Our next talk in our 2020-2021 McGill Linguistics Colloquium Series will be given by Lisa Matthewson (University of British Columbia) on Friday, April 16th, at 3:30pm. The title and abstract are included below.
If you have not yet registered for the colloquium series, please do so here (you only need to register once for the 2021-2021 year). For more information on upcoming events in the McGill Linguistics department, please see our website.
Evidential-temporal interactions do not (always) come for free
Lisa Matthewson (joint work with Yuto Hirayama)
Evidentials are usually assumed to encode the speaker’s source of evidence for their utterance. However, a growing body of research proposes that evidence source does not need to be hardwired into the lexical entry of the evidential morphemes; instead, evidential restrictions can be derived from temporal or aspectual information in the rest of the sentence (e.g., Chung 2007, Lee 2013 for Korean; Koev 2017 for Bulgarian; Bowler 2018 for Tatar; Speas 2021 for Matses).
In this talk we argue that the derivation of evidence source from temporal information is not always tenable. Drawing on data from five languages from four families, we argue that evidentials can lexically encode restrictions on the time the speaker acquired their evidence for the truth of the prejacent proposition (the Evidence Acquisition Time). Evidentials can do this independently of temporal marking elsewhere in the sentence, and they sometimes must encode both temporal and evidence source information.

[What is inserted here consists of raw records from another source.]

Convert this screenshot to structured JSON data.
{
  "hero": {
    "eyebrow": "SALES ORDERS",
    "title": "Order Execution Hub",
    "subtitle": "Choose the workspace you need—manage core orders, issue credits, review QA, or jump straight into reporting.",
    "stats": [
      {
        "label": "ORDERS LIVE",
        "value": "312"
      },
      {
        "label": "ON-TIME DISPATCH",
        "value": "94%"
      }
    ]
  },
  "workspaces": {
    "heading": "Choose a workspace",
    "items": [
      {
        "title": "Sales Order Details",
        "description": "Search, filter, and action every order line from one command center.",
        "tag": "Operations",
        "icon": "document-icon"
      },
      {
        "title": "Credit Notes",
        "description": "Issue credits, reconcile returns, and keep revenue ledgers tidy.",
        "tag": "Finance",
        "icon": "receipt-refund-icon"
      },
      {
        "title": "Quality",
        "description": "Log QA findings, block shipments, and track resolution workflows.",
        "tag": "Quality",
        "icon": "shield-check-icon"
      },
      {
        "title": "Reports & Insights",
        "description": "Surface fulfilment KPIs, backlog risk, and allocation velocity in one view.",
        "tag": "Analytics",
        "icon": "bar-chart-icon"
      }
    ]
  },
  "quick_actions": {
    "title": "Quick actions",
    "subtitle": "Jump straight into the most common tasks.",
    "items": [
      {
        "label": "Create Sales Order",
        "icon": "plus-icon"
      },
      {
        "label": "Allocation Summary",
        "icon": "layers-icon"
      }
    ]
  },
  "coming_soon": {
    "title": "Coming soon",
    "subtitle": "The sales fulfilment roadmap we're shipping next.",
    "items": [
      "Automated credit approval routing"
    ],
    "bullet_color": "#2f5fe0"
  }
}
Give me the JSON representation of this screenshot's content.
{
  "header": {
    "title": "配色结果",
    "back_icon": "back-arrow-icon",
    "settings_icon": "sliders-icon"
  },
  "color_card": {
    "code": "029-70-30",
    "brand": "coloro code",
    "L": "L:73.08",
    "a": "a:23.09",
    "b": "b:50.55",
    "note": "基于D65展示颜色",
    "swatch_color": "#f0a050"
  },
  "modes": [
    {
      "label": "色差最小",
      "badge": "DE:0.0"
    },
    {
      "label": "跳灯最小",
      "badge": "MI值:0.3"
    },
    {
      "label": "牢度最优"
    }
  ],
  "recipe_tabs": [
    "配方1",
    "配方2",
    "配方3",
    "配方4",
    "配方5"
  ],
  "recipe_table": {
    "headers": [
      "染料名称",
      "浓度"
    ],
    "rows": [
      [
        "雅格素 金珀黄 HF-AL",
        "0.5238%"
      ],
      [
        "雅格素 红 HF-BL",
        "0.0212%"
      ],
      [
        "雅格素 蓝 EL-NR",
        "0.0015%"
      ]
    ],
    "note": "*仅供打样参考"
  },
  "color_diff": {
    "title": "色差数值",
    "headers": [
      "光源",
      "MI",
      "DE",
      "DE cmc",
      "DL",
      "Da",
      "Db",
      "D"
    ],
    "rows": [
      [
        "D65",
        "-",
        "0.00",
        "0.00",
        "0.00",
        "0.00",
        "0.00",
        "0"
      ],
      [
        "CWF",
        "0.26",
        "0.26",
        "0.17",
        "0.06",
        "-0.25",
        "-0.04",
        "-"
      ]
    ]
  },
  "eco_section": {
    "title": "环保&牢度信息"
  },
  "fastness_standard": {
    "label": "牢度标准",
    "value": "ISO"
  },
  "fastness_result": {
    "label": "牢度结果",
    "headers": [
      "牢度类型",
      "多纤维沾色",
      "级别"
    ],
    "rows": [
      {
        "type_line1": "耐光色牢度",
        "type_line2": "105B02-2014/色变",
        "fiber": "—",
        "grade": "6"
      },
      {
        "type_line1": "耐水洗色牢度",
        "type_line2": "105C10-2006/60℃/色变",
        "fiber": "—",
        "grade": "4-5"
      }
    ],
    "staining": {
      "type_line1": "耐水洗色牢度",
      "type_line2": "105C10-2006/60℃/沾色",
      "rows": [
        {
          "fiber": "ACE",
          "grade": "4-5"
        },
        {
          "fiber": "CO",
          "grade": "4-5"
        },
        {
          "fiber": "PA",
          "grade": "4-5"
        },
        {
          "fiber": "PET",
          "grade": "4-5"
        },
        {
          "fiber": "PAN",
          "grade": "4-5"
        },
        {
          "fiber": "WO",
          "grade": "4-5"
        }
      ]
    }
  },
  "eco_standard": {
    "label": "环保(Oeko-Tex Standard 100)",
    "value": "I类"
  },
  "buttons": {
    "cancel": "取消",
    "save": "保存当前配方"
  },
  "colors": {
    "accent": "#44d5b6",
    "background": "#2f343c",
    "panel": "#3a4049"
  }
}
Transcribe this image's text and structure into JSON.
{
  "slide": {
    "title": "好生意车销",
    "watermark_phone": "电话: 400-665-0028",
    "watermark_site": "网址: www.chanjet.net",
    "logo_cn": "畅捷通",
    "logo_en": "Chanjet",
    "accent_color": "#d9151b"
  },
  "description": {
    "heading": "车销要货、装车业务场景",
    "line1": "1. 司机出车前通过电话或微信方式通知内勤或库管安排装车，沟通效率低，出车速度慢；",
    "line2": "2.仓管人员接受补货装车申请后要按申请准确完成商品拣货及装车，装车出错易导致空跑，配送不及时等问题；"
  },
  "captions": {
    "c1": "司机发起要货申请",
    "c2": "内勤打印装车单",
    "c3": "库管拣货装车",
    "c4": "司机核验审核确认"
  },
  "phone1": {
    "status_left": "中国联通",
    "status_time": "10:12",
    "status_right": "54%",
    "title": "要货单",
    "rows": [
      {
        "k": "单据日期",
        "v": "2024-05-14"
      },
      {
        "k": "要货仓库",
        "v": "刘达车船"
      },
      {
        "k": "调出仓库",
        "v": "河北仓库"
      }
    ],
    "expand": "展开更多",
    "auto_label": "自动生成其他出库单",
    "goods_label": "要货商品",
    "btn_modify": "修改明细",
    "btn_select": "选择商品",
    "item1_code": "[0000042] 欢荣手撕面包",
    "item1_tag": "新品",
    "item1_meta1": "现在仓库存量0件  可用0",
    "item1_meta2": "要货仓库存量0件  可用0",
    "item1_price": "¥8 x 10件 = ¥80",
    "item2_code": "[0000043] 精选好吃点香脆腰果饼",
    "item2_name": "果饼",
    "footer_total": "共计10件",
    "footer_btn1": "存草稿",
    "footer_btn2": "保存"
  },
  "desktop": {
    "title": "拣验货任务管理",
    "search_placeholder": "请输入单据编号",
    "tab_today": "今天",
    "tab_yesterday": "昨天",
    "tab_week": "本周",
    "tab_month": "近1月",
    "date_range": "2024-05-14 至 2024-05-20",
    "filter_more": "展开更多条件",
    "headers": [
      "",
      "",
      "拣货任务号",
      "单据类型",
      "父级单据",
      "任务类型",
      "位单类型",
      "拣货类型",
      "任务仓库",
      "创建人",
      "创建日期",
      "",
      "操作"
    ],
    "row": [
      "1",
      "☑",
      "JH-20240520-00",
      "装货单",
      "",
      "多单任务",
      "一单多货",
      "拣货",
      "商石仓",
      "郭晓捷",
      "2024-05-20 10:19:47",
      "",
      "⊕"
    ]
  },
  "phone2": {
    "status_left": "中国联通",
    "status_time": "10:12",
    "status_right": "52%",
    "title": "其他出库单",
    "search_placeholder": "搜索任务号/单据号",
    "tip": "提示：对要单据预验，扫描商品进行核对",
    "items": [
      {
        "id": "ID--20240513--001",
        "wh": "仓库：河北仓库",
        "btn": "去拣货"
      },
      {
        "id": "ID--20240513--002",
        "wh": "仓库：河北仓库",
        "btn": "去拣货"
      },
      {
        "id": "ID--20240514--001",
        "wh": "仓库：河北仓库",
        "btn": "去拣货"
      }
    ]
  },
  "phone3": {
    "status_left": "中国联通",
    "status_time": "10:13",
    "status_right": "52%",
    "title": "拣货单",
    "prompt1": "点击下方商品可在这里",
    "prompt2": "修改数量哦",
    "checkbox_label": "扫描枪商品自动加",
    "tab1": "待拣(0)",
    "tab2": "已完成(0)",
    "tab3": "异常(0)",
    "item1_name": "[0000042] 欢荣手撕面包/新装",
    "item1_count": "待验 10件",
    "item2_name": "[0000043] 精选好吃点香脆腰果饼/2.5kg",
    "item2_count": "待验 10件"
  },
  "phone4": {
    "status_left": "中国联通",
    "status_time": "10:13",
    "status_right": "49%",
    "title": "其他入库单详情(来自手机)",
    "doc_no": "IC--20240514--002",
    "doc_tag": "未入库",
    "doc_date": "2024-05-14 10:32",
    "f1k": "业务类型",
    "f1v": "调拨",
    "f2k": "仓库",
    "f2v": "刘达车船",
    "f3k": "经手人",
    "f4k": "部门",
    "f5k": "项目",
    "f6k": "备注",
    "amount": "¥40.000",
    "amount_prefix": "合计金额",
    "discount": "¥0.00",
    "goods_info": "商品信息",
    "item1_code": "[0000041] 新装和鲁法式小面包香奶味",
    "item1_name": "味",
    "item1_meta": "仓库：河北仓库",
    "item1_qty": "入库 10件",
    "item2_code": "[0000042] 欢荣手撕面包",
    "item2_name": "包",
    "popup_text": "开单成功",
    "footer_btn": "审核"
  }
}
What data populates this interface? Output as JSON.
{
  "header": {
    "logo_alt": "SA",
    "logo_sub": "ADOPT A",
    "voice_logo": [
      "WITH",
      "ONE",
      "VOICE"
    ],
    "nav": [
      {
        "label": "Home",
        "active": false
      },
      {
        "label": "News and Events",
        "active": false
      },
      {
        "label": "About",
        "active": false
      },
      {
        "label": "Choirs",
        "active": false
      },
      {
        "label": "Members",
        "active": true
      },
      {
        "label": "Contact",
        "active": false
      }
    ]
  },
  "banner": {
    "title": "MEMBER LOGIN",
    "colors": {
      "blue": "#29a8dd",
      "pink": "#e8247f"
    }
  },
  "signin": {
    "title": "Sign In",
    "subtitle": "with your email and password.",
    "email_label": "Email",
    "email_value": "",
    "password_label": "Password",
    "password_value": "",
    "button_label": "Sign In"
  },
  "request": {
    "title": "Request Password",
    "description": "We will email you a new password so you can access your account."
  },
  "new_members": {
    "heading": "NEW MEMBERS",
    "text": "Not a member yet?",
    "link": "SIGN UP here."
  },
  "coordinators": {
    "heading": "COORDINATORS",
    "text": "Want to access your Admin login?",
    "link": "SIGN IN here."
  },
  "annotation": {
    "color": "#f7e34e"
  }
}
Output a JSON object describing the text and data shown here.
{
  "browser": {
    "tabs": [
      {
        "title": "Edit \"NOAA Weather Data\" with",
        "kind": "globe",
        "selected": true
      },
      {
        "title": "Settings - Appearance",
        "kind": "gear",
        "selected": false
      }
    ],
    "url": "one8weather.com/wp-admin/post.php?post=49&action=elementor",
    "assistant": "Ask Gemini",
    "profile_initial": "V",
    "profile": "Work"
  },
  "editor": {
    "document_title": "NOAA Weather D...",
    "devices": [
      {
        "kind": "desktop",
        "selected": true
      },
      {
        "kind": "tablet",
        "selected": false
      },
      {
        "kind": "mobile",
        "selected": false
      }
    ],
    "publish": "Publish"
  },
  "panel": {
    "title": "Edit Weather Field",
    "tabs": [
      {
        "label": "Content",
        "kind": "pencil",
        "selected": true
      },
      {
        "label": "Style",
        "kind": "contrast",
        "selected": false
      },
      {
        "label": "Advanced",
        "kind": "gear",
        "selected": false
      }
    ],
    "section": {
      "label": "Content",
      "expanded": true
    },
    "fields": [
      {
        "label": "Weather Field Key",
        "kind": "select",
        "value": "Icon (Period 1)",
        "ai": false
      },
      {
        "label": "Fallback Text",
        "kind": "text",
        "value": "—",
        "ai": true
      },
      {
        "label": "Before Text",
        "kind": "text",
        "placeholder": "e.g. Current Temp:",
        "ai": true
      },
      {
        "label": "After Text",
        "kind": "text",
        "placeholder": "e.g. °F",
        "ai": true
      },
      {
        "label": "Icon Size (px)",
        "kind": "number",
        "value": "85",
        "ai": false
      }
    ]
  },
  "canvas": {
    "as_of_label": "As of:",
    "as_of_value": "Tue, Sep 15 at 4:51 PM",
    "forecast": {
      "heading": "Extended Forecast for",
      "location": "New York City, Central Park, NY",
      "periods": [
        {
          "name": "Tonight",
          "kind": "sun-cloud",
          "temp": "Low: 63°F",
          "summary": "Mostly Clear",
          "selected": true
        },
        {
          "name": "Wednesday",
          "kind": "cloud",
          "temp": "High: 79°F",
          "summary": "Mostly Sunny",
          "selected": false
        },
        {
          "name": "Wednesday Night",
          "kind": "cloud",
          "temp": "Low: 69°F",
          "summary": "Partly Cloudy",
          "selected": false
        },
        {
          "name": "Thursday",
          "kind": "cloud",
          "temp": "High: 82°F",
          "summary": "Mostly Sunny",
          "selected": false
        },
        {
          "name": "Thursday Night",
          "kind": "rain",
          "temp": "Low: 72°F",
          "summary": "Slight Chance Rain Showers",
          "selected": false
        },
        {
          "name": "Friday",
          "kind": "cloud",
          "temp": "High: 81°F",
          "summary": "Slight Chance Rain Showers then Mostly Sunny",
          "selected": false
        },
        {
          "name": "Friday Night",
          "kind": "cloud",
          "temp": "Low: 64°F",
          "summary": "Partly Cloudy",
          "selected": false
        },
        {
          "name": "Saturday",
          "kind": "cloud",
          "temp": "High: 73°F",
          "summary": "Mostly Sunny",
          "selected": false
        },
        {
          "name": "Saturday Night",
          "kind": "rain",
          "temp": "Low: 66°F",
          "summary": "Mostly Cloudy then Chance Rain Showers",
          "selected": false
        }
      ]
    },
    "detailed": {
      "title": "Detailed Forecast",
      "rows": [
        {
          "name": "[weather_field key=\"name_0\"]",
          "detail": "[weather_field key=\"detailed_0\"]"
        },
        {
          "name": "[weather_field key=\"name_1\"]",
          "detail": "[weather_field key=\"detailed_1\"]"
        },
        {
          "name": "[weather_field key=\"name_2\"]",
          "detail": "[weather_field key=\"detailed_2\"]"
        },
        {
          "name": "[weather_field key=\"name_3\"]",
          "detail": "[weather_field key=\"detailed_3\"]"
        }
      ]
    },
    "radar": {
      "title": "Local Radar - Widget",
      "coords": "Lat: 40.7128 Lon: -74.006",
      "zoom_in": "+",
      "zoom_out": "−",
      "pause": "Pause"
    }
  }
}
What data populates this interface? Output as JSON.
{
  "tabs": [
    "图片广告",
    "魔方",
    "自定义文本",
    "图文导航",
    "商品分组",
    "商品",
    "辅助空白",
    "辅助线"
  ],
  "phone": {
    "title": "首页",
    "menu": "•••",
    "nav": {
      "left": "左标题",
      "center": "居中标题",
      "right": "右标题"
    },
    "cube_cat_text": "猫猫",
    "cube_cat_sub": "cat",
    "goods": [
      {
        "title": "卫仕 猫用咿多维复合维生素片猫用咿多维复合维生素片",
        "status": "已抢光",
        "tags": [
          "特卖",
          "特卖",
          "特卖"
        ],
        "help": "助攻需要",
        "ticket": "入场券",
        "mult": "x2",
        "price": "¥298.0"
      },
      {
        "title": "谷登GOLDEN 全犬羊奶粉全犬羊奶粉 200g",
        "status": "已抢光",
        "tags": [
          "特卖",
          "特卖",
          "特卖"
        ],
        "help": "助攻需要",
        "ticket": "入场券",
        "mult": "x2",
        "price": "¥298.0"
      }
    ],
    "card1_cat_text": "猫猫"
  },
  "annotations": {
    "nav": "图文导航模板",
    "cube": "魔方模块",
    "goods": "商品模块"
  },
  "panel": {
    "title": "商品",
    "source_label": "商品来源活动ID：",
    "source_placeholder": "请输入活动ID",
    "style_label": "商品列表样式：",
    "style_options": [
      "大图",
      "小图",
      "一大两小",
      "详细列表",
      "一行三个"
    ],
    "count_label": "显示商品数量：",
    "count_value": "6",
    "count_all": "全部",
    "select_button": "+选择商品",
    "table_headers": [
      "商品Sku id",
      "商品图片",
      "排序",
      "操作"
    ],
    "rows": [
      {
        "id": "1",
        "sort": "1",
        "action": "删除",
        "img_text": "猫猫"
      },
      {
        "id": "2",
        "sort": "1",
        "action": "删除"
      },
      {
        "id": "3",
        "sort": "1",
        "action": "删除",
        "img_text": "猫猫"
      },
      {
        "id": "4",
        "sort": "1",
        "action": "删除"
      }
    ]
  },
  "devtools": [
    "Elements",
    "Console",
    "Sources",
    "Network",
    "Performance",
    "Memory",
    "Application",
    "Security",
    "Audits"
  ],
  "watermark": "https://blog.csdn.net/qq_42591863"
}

In particular, we argue that English inferential apparently and seem, the Japanese indirect evidential yooda and reportative sooda, and the St’át’imcets (a.k.a. Lillooet; Salish) perceived-evidence inferential an’ all require that the earliest time their prejacent p becomes true, EARLIEST(p) (cf. Beaver and Condoravdi 2003) precedes or coincides with the Evidence Acquisition Time. Conversely, English epistemic should and the German epistemic modal sollte encode the opposite relation: EARLIEST(p) must follow the EAT. A third group of evidentials encode no temporal restrictions: the English epistemic modal must, St’át’imcets inferential k’a and reportative ku7, and Gitksan (Tsimshianic) inferential ima and reportative gat. Comparing temporal evidentials with non-temporal ones supports the view that a temporal component is hardwired into the lexical semantics of the former set. Finally, the fact that the temporal contributions cross-cut the evidential ones supports the proposal that one cannot be reduced to the other in these languages.